Former cabinet minister Simon Clarke also suggested he might submit a letter of no confidence in Mr Sunak over the Rwanda issue if the prime minister failed to act. He said Mr Sunak’s response to the ruling was now a “confidence issue in his judgement as prime minister and leader of the Conservative Party”.
Miriam Cates, a leading member of the New Conservatives, a grouping on the right of the party, refused to say she had confidence in the PM, adding: “This is an incredibly significant moment ... because this judgment shows that the British parliament does not run Britain.”
Another member of the group, Danny Kruger, warned: “If this government will not step up and do whatever it takes as the prime minister has promised he will, there is no reason for the public to trust us again,” adding: “We absolutely have to respond to this in the most robust way possible, and genuinely insist on the sovereignty of this country over its borders.”

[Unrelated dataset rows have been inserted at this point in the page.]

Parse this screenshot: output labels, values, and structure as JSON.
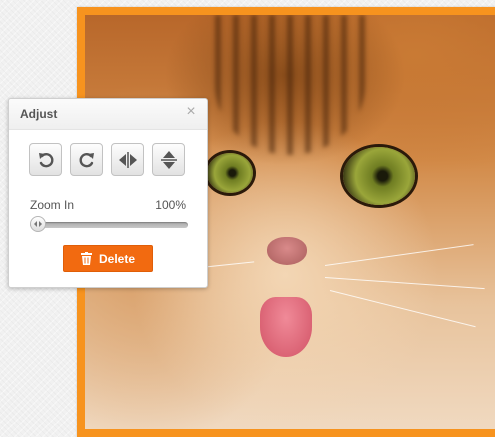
{
  "photo": {
    "frame_color": "#f7931e"
  },
  "adjust_panel": {
    "title": "Adjust",
    "close_icon": "close-icon",
    "tools": [
      {
        "name": "rotate-left-button",
        "icon": "rotate-left-icon"
      },
      {
        "name": "rotate-right-button",
        "icon": "rotate-right-icon"
      },
      {
        "name": "flip-horizontal-button",
        "icon": "flip-horizontal-icon"
      },
      {
        "name": "flip-vertical-button",
        "icon": "flip-vertical-icon"
      }
    ],
    "zoom": {
      "label": "Zoom In",
      "value_text": "100%",
      "slider_level": 0
    },
    "delete": {
      "label": "Delete",
      "icon": "trash-icon",
      "color": "#f26a10"
    }
  }
}
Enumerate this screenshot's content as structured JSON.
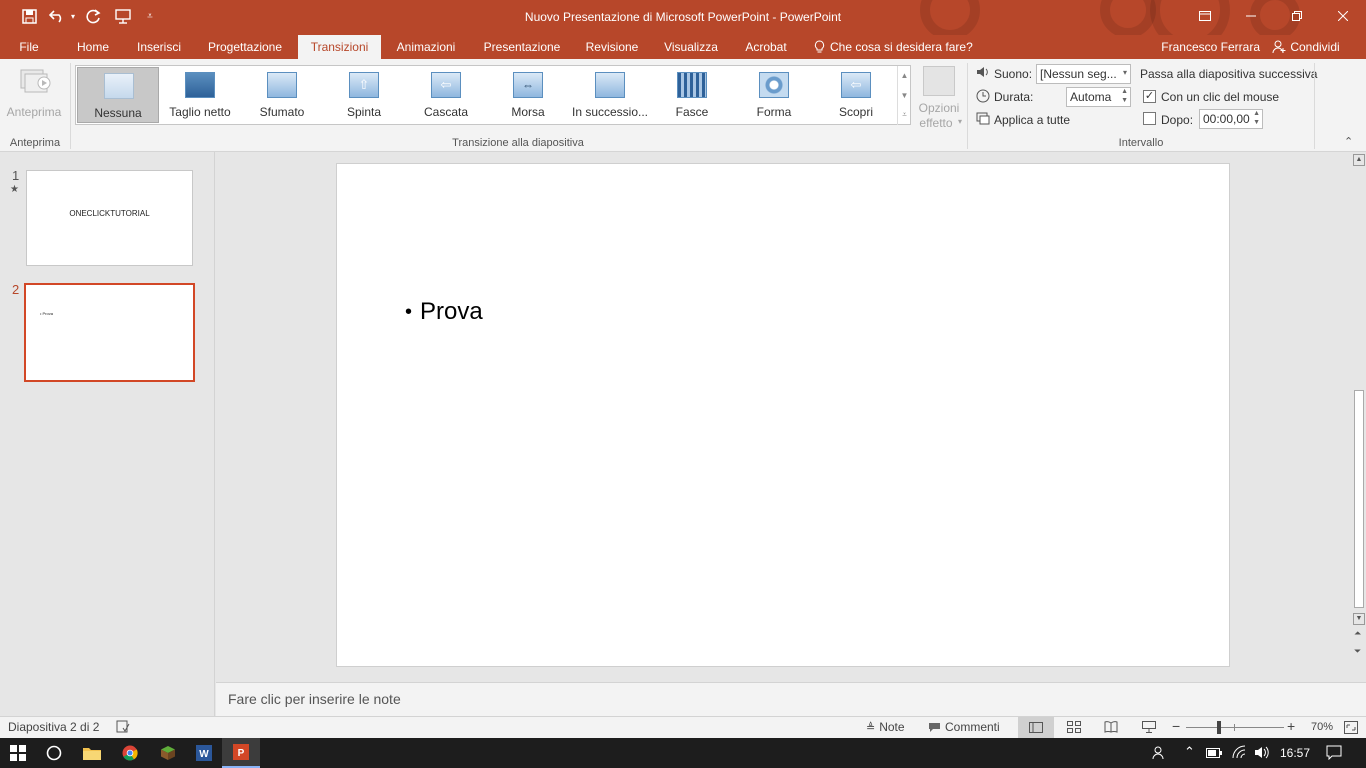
{
  "window": {
    "title": "Nuovo Presentazione di Microsoft PowerPoint - PowerPoint",
    "accent": "#b7472a",
    "quick_access": [
      "save-icon",
      "undo-icon",
      "redo-icon",
      "start-from-beginning-icon",
      "customize-icon"
    ]
  },
  "tabs": [
    "File",
    "Home",
    "Inserisci",
    "Progettazione",
    "Transizioni",
    "Animazioni",
    "Presentazione",
    "Revisione",
    "Visualizza",
    "Acrobat"
  ],
  "active_tab": "Transizioni",
  "tell_me": "Che cosa si desidera fare?",
  "user": "Francesco Ferrara",
  "share": "Condividi",
  "ribbon": {
    "preview": {
      "button": "Anteprima",
      "group": "Anteprima"
    },
    "transitions": {
      "group": "Transizione alla diapositiva",
      "items": [
        "Nessuna",
        "Taglio netto",
        "Sfumato",
        "Spinta",
        "Cascata",
        "Morsa",
        "In successio...",
        "Fasce",
        "Forma",
        "Scopri"
      ],
      "selected": "Nessuna",
      "effect_options_1": "Opzioni",
      "effect_options_2": "effetto"
    },
    "timing": {
      "group": "Intervallo",
      "sound_label": "Suono:",
      "sound_value": "[Nessun seg...",
      "duration_label": "Durata:",
      "duration_value": "Automa",
      "apply_all": "Applica a tutte",
      "advance_title": "Passa alla diapositiva successiva",
      "on_click_label": "Con un clic del mouse",
      "on_click_checked": true,
      "after_label": "Dopo:",
      "after_checked": false,
      "after_value": "00:00,00"
    }
  },
  "slides": [
    {
      "number": "1",
      "star": "★",
      "title": "ONECLICKTUTORIAL"
    },
    {
      "number": "2",
      "bullet": "• Prova"
    }
  ],
  "current_slide": {
    "bullet": "•",
    "text": "Prova"
  },
  "notes_placeholder": "Fare clic per inserire le note",
  "status": {
    "slide_info": "Diapositiva 2 di 2",
    "notes": "Note",
    "comments": "Commenti",
    "zoom": "70%",
    "zoom_value": 0.7
  },
  "taskbar": {
    "time": "16:57",
    "apps": [
      "windows-start-icon",
      "cortana-icon",
      "file-explorer-icon",
      "chrome-icon",
      "minecraft-icon",
      "word-icon",
      "powerpoint-icon"
    ]
  }
}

Refugee charities hailed the ruling as a “victory for the rights of men, women and children who simply want to be safe”. Care4Calais, one of the claimants in the initial legal challenge against the plan, described the ruling as “a victory for humanity”. “Today’s judgment should bring this shameful mark on the UK’s history to a close,” its CEO Steve Smith said.
One of the asylum seekers whom the Home Office tried to send to Rwanda in June 2022 told The Independent he was “so happy” at the news that the deportation plans had failed. He called on Mr Sunak’s government to process his asylum claim, and those of other migrants who he said are “living in limbo” waiting for their decisions.
Mr Sunak’s dramatic announcement on emergency legislation came hours after his predecessor Boris Johnson waded into the row, also calling for parliament to legally deem Rwanda a safe country in order to force through the deportation scheme.
The former prime minister shared an article from June in which he had argued for “radical action” to “get Rwanda done”.
The Daily Mail columnist wrote in his article: “As the judgment points out, the government has the power, under Schedule 3 of the Asylum and Immigration Act 2004, to ask parliament to deem Rwanda a safe country. That has not so far been done and it should now be done – immediately.”
Writing on X, formerly Twitter, after the ruling, Mr Johnson said: “If you want to know what the government of 2019 -2022 would have done, here is your answer. It’s the only way.”
Labour leader Sir Keir Starmer demanded an apology from Mr Sunak for wasting millions of pounds of taxpayers’ cash on the “ridiculous, pathetic spectacle”.
Supreme Court president Lord Reed ruled that there was a risk of Rwanda returning genuine asylum seekers to face “ill treatment” in the countries they had fled.
He also made clear that the European Convention on Human Rights was not the only international treaty relevant to the court’s decision, which had also taken into account domestic law.